Medical Research Council - London Institute of Medical Sciences

Now in our 12th year of bringing you beautiful imagery from biomedical science every day

Living under Pressure
27 May 2012

Living under Pressure

A small chamber at the front of our eyeballs is constantly replenished with plasma-like fluid. A tiny tract called Schlemm’s canal drains waste and excess fluid to the bloodstream. As the fluid level fluctuates, this narrow pipe maintains the correct pressure in the chamber by providing resistance. Researchers are studying the proteins that keep the canal lining attached in this unusual environment. If this endothelial cell layer (pictured; nuclei stained brown) is displaced it could cause an obstruction. And if Schlemm’s canal blocks, pressure builds up and sight-threatening glaucoma may develop. The combination of proteins shown, tagged with green, red and purple fluorescence, may provide clues to causes and treatments for glaucoma, which affects over 10,000 people a year in the UK.

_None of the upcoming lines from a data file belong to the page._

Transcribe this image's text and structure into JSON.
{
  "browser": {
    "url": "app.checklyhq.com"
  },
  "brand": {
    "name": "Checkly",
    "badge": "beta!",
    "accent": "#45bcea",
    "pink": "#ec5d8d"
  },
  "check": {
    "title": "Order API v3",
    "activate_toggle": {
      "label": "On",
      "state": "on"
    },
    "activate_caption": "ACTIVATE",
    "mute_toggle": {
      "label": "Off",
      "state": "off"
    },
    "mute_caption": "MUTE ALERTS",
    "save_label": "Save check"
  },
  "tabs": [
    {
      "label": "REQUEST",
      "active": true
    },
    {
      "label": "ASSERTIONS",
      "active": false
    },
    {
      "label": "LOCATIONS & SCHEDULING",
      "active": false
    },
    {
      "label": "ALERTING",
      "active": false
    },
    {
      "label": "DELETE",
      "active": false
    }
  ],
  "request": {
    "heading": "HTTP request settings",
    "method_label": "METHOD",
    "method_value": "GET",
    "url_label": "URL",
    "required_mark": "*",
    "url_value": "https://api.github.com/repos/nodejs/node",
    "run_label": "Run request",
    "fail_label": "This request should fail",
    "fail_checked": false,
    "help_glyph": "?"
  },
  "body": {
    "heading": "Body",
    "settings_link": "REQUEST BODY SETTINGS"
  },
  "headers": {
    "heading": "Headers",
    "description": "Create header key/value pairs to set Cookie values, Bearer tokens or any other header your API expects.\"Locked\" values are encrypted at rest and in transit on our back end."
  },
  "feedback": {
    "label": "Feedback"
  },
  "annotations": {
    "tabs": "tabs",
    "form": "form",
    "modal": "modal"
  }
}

Written by Lindsey Goff

Search The Archive

Submit An Image

What is BPoD?

BPoD stands for Biomedical Picture of the Day. Managed by the MRC London Institute of Medical Sciences the website aims to engage everyone, young and old, in the wonders of biomedicine. Images are kindly provided for inclusion on this website through the generosity of scientists across the globe.

Read More

BPoD is also available in Catalan at with translations by the University of Valencia.